The end of each 30-day cycle is also an excellent way for the new team member to provide feedback. Whether it’s suggesting a tool to help save time and effort, or needing more training for a specific skill – this is the time to adjust onboarding while letting the employee know their input is valuable.
Provide a mentor
If you were ever the new kid at school, you likely were assigned a buddy to show you the ropes; showing you where to find the cafeteria or how to get a school ID.
The buddy system never fails.
From helping with practical issues like where to eat lunch and how to get tech support, a mentor can share tips and tricks specific to a facility or patient, better setting up their new colleague for success.
The buddy system also lives up to its name – giving your new employee a friend! A recent survey showed that almost 50% of people in the workplace found having a work buddy made them happier! Not only do relationships make people happier, but they also make them more motivated and productive.
Healthcare teams now use a variety of technology to chart, improve organization, communication, collaboration, engagement and compliance just to name a few. While the goal is to have interoperable systems, no matter what your team uses, getting team members trained on the functionality and benefits of any technology in place is a key part of their onboarding journey.
Technology is also a key piece to the retention puzzle. With industries across the globe embracing digital transformation, technology is changing how we work and communicate with each other, and ideally, should support a better work-life balance.
The current staff shortages crisis is a great reason to get your new hire using the technology available to them to automate manual tasks and processes, allowing them to better focus on learning their role and on those in their care.
Onboarding doesn’t end after 90 days. While special attention needs to be paid during this initial period (20% of all staff turnover happens in the first 45 days) keeping employees engaged through programs, incentives and feedback is crucial to maintaining a happy workforce.

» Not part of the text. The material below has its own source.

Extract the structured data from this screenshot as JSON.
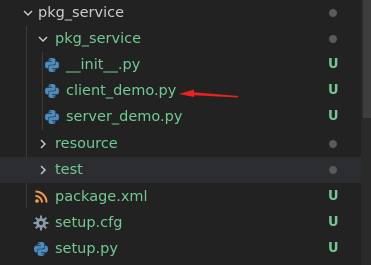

Whether it’s pulse check surveys, all-staff meetings or simply sending weekly shout-outs and congratulations to team members, focusing on employee engagement is one of the keys to successful recruitment and retention.
Staff shortages: continuing to navigate the crisis
Now more than ever, a structured and effective onboarding process is critical to healthcare organizations. Organizations with strong onboarding processes are shown to improve new hire retention by 82%. By looking at the time as not just a checklist, but as time to engage and acclimate, staff turnover is reduced, employees are happier and more engaged, and most importantly, residents are better cared for.